Repeat the whole listing exactly, leaving nothing out.

■ **Supplied records**:
——

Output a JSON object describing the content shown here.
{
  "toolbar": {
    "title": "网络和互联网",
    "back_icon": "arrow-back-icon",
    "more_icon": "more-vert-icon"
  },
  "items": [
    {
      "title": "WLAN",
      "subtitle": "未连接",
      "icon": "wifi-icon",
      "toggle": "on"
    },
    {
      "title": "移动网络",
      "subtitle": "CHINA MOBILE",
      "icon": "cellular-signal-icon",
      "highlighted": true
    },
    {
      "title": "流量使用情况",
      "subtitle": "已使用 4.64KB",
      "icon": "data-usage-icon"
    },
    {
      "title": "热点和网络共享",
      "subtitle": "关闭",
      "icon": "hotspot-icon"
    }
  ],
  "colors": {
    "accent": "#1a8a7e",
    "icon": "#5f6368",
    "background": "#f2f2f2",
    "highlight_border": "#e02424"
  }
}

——

■ **Written response**:
Output a JSON object describing the content shown here.
{
  "toolbar": {
    "title": "网络和互联网",
    "back_icon": "arrow-back-icon",
    "more_icon": "more-vert-icon"
  },
  "items": [
    {
      "title": "WLAN",
      "subtitle": "未连接",
      "icon": "wifi-icon",
      "toggle": "on"
    },
    {
      "title": "移动网络",
      "subtitle": "CHINA MOBILE",
      "icon": "cellular-signal-icon",
      "highlighted": true
    },
    {
      "title": "流量使用情况",
      "subtitle": "已使用 4.64KB",
      "icon": "data-usage-icon"
    },
    {
      "title": "热点和网络共享",
      "subtitle": "关闭",
      "icon": "hotspot-icon"
    }
  ],
  "colors": {
    "accent": "#1a8a7e",
    "icon": "#5f6368",
    "background": "#f2f2f2",
    "highlight_border": "#e02424"
  }
}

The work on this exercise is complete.